Search the records for the string "friend", then copy each line that has it.

• [Task material]
**********

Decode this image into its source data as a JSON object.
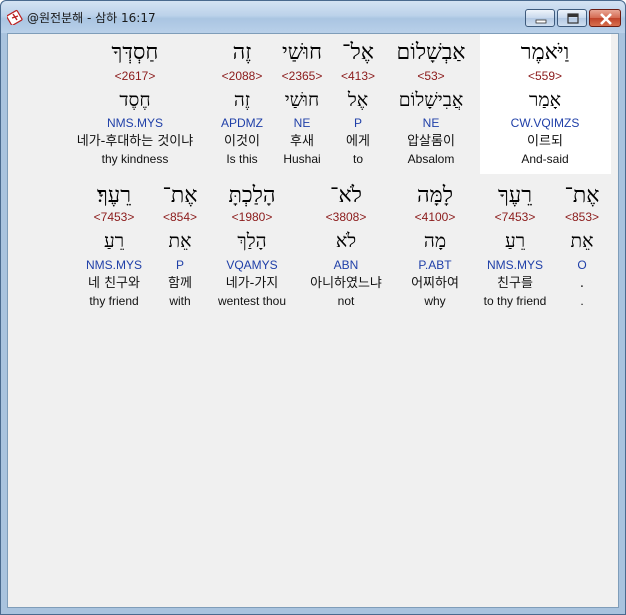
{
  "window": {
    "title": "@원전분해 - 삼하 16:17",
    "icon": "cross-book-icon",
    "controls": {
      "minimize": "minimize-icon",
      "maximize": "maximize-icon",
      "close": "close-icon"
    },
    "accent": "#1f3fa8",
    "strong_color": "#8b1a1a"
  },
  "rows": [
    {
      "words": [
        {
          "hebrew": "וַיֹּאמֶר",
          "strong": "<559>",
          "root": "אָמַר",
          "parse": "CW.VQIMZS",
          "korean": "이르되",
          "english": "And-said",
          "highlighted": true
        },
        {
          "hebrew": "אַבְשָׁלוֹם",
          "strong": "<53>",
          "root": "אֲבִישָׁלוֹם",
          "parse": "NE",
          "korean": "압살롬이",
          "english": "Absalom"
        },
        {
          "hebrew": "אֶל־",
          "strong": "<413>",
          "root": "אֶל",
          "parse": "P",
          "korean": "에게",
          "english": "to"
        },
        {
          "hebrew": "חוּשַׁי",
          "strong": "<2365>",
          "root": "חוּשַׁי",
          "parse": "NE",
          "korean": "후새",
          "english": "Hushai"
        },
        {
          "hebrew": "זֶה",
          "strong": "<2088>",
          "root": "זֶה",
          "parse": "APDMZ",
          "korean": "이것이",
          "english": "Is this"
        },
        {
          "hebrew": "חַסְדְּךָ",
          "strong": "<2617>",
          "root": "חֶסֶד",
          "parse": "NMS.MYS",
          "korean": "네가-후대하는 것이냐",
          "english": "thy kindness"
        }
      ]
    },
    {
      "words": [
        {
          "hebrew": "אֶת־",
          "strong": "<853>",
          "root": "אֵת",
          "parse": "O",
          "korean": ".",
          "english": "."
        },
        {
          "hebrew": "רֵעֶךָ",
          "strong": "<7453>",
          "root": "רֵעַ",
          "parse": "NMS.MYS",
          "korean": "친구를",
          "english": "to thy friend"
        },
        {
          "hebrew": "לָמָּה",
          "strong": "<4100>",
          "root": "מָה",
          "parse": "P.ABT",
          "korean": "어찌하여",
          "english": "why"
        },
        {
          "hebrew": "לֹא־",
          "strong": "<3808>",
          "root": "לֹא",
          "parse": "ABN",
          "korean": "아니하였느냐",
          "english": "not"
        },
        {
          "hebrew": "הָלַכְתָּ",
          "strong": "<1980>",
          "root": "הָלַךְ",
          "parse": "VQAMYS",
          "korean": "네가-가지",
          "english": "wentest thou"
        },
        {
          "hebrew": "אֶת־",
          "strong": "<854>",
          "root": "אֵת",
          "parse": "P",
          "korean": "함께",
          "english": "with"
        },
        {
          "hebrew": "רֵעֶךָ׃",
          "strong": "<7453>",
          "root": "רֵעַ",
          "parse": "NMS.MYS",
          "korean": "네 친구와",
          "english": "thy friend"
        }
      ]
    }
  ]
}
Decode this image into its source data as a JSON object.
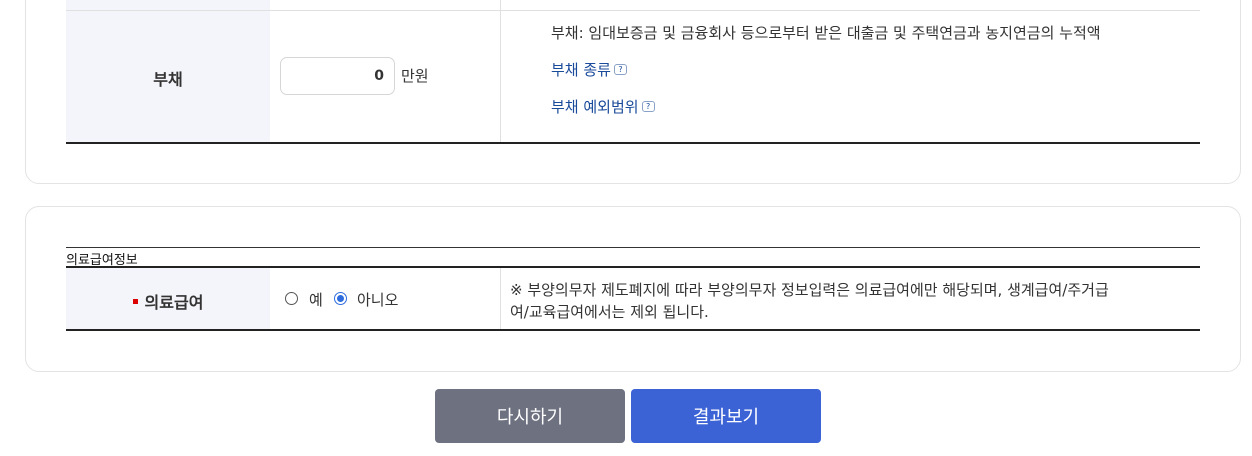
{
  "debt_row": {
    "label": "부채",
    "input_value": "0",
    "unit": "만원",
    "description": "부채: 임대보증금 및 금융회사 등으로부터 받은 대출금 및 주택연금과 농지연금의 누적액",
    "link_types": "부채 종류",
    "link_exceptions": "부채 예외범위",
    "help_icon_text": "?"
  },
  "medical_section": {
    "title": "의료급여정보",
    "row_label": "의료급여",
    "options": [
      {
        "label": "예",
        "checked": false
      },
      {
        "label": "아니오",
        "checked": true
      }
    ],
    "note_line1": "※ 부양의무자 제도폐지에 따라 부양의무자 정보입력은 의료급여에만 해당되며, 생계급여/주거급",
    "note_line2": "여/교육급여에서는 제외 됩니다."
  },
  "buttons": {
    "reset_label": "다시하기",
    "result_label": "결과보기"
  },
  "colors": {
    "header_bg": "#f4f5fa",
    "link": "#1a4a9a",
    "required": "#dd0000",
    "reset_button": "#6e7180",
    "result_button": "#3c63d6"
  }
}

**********

• [Answer to this exercise]
          "english": "to thy friend"
          "english": "thy friend"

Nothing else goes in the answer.